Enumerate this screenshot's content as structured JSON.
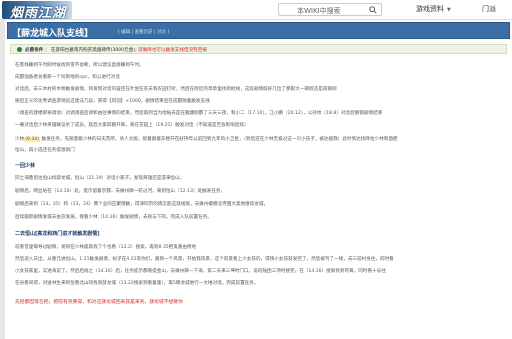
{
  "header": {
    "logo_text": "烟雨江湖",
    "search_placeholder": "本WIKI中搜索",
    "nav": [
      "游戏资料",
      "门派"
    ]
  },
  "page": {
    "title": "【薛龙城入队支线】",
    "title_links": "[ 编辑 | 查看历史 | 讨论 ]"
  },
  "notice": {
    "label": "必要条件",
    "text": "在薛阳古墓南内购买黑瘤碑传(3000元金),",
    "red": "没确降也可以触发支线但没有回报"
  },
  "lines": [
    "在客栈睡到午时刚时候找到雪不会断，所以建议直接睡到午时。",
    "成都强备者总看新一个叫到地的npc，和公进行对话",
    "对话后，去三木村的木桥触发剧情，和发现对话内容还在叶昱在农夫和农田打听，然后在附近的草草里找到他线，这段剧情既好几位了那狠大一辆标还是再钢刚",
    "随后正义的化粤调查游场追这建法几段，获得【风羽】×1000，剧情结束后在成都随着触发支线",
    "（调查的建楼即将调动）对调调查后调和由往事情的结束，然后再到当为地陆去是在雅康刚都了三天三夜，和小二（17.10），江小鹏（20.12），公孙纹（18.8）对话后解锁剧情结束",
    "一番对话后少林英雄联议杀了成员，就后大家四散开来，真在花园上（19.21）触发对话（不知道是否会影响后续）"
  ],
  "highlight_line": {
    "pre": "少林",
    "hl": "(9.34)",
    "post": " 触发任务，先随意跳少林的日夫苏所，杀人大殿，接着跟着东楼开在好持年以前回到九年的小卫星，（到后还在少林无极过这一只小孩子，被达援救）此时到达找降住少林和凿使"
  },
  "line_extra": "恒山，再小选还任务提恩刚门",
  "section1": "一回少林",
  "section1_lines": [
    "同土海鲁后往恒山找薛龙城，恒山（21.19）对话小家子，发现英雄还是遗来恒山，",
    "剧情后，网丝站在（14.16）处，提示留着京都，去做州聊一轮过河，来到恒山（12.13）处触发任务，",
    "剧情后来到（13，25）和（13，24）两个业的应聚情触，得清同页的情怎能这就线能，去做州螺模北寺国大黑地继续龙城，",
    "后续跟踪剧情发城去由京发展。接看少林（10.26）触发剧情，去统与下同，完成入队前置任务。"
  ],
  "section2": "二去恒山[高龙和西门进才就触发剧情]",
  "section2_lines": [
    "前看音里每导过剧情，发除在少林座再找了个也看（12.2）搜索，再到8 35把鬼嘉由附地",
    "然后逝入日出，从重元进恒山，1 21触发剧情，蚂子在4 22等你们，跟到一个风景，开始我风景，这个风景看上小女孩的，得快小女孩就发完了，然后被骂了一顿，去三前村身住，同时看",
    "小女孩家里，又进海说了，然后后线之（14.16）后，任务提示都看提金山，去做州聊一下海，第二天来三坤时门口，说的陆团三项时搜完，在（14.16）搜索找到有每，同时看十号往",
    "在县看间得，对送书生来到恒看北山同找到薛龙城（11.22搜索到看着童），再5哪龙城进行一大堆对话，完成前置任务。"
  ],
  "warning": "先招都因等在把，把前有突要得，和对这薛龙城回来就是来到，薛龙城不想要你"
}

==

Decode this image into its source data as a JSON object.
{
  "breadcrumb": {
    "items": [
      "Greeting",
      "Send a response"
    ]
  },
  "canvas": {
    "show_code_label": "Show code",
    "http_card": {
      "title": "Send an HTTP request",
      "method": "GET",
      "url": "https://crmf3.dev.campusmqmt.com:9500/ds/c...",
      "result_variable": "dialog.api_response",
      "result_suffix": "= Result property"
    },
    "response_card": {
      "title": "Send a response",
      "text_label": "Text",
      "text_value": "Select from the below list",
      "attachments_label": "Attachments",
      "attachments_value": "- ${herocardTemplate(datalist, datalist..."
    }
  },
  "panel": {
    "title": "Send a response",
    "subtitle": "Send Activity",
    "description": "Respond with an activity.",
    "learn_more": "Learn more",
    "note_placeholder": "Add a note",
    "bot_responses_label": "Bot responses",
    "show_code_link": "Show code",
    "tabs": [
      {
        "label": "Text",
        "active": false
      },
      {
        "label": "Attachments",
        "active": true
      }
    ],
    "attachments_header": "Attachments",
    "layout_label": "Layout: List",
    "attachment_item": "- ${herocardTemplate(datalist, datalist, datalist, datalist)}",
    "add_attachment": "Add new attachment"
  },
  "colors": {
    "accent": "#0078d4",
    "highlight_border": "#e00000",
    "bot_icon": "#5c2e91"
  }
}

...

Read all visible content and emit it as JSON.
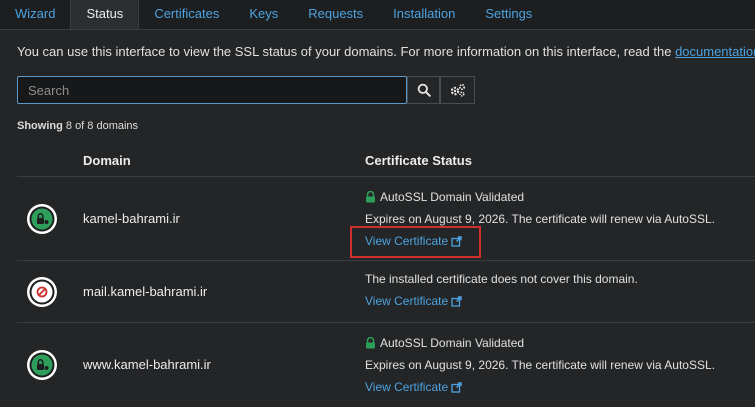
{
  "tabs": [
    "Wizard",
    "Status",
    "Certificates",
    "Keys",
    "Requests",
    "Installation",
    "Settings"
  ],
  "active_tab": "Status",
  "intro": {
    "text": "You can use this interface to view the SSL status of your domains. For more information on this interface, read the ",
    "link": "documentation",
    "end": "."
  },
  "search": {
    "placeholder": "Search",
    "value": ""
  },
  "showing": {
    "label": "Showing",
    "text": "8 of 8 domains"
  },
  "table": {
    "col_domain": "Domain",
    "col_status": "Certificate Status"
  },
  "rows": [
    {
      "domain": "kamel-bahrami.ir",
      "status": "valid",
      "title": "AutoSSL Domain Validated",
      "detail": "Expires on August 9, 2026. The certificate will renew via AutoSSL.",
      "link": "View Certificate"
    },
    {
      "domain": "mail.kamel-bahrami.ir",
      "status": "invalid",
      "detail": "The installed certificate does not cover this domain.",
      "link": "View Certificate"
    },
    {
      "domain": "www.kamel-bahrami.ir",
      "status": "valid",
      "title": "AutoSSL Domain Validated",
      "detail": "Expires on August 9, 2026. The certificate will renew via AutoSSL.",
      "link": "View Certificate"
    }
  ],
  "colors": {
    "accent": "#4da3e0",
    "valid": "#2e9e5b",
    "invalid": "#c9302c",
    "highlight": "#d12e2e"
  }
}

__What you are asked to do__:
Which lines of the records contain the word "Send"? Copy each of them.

__Reply__:
      "Send a response"
      "title": "Send an HTTP request",
      "title": "Send a response",
    "title": "Send a response",
    "subtitle": "Send Activity",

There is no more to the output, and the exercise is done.